Can you tell us what else you’ve been working on and any more plans to create new digital comics with Thrillbent, perhaps making use of features like ComiXology’s Guided View Native for your next book?
AdC: I have about 50 Thrillbent-length chunks of Valentine to re-letter and new episodes to write, so I probably won’t be launching any other digital series soon. But you never know… I’ve been itching to do something in a 3-panel/weekly format since buying one of IDW’s Archie Goodwin/Al Williamson Corrigan omnibuses (omnibii?).
Valentine was the first Guided View Native book on ComiXology, by the way. It’s now not on Comixology at all any more, since the move to Thrillbent, but eventually Thrillbent will release old Valentine episodes to ComiXology. So it will be back… but not for free. I would have loved to keep it on ComiXology, but they have no real interest in being a publisher, just a distributor… and I really needed help funding the book. So yeah, I guess what I’m saying is I don’t think I’ll be launching any new Guided View Native book on ComiXology. It’s a shame, as I love the platform, and I love the ComiXology team (they’re awesome people), but financially… I just can’t.
Author: Alex Thomas
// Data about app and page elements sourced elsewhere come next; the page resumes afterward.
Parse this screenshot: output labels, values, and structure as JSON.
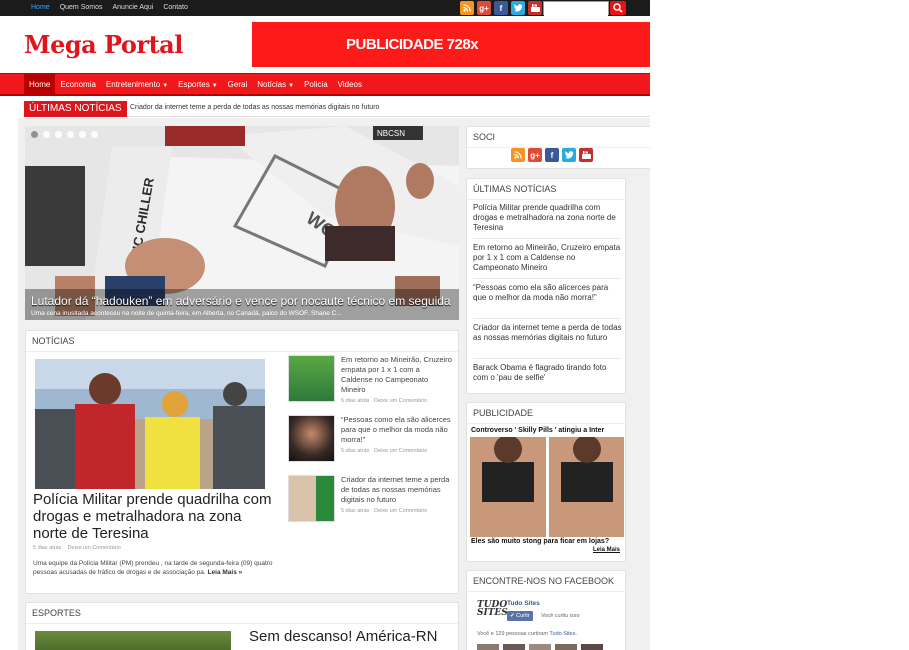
{
  "topbar": {
    "nav": [
      "Home",
      "Quem Somos",
      "Anuncie Aqui",
      "Contato"
    ],
    "search_placeholder": ""
  },
  "header": {
    "logo": "Mega Portal",
    "ad_text": "PUBLICIDADE 728x"
  },
  "mainnav": {
    "items": [
      {
        "label": "Home"
      },
      {
        "label": "Economia"
      },
      {
        "label": "Entretenimento",
        "dropdown": true
      },
      {
        "label": "Esportes",
        "dropdown": true
      },
      {
        "label": "Geral"
      },
      {
        "label": "Notícias",
        "dropdown": true
      },
      {
        "label": "Policia"
      },
      {
        "label": "Videos"
      }
    ]
  },
  "breaking": {
    "label": "ÚLTIMAS NOTÍCIAS",
    "text": "Criador da internet teme a perda de todas as nossas memórias digitais no futuro"
  },
  "slider": {
    "title": "Lutador dá “hadouken” em adversário e vence por nocaute técnico em seguida",
    "subtitle": "Uma cena inusitada aconteceu na noite de quinta-feira, em Alberta, no Canadá, palco do WSOF. Shane C...",
    "banner_text": "ARCTIC CHILLER",
    "network_text": "NBCSN"
  },
  "noticias": {
    "heading": "NOTÍCIAS",
    "featured": {
      "title": "Polícia Militar prende quadrilha com drogas e metralhadora na zona norte de Teresina",
      "date": "5 dias atrás",
      "comment": "Deixe um Comentário",
      "excerpt": "Uma equipe da Polícia Militar (PM) prendeu , na tarde de segunda-feira (09) quatro pessoas acusadas de tráfico de drogas e de associação pa.",
      "more": "Leia Mais »"
    },
    "side": [
      {
        "title": "Em retorno ao Mineirão, Cruzeiro empata por 1 x 1 com a Caldense no Campeonato Mineiro",
        "date": "5 dias atrás",
        "comment": "Deixe um Comentário"
      },
      {
        "title": "“Pessoas como ela são alicerces para que o melhor da moda não morra!”",
        "date": "5 dias atrás",
        "comment": "Deixe um Comentário"
      },
      {
        "title": "Criador da internet teme a perda de todas as nossas memórias digitais no futuro",
        "date": "5 dias atrás",
        "comment": "Deixe um Comentário"
      }
    ]
  },
  "esportes": {
    "heading": "ESPORTES",
    "title": "Sem descanso! América-RN"
  },
  "sidebar": {
    "social_heading": "SOCI",
    "ultimas_heading": "ÚLTIMAS NOTÍCIAS",
    "ultimas": [
      "Polícia Militar prende quadrilha com drogas e metralhadora na zona norte de Teresina",
      "Em retorno ao Mineirão, Cruzeiro empata por 1 x 1 com a Caldense no Campeonato Mineiro",
      "“Pessoas como ela são alicerces para que o melhor da moda não morra!”",
      "Criador da internet teme a perda de todas as nossas memórias digitais no futuro",
      "Barack Obama é flagrado tirando foto com o 'pau de selfie'"
    ],
    "publicidade_heading": "PUBLICIDADE",
    "ad_top": "Controverso ' Skilly Pills ' atingiu a Inter",
    "ad_bottom": "Eles são muito stong para ficar em lojas?",
    "ad_more": "Leia Mais",
    "fb_heading": "ENCONTRE-NOS NO FACEBOOK",
    "fb_logo_1": "TUDO",
    "fb_logo_2": "SITES",
    "fb_name": "Tudo Sites",
    "fb_like": "Curtir",
    "fb_liketxt": "Você curtiu isso",
    "fb_count_pre": "Você e 129 pessoas curtiram ",
    "fb_count_link": "Tudo Sites."
  },
  "colors": {
    "brand_red": "#e0141b",
    "nav_red": "#f0181a",
    "topbar": "#1b1b1b",
    "active_link": "#35a7ff"
  },
  "icons": {
    "social": [
      "rss-icon",
      "google-plus-icon",
      "facebook-icon",
      "twitter-icon",
      "youtube-icon"
    ],
    "search": "search-icon"
  }
}
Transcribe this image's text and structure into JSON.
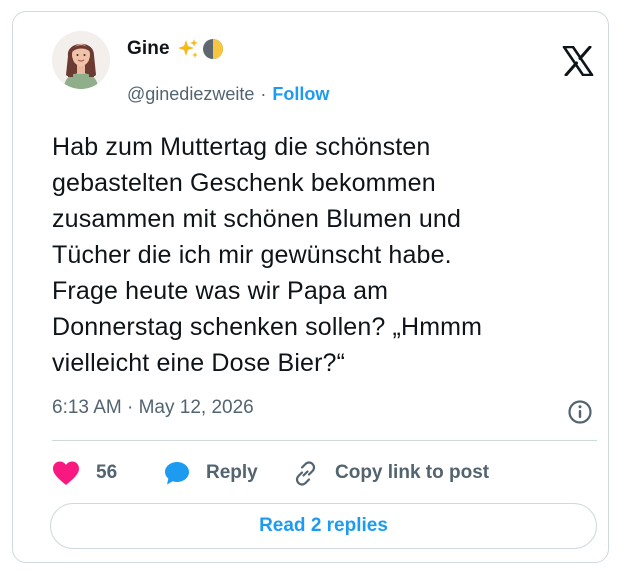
{
  "author": {
    "display_name": "Gine",
    "handle": "@ginediezweite",
    "separator": "·",
    "follow_label": "Follow"
  },
  "icons": {
    "name_emoji": [
      "sparkles-icon",
      "first-quarter-moon-icon"
    ],
    "brand": "x-logo-icon",
    "info": "info-icon",
    "like": "heart-icon",
    "reply": "speech-bubble-icon",
    "copy": "link-icon"
  },
  "tweet": {
    "lines": [
      "Hab zum Muttertag die schönsten",
      "gebastelten Geschenk bekommen",
      "zusammen mit schönen Blumen und",
      "Tücher die ich mir gewünscht habe.",
      "Frage heute was wir Papa am",
      "Donnerstag schenken sollen? „Hmmm",
      "vielleicht eine Dose Bier?“"
    ],
    "timestamp": "6:13 AM · May 12, 2026"
  },
  "actions": {
    "like_count": "56",
    "reply_label": "Reply",
    "copy_label": "Copy link to post"
  },
  "footer": {
    "read_replies_label": "Read 2 replies"
  },
  "colors": {
    "accent": "#1d9bf0",
    "heart": "#f91880",
    "text": "#0f1419",
    "secondary_text": "#536471",
    "border": "#cfd9de"
  }
}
Alex Thomas is the Editor and founder of PIpedream Comics. He grew up reading comics in the 90s, so even though he loves all things indie and small press, he is easily distracted by a hologram cover.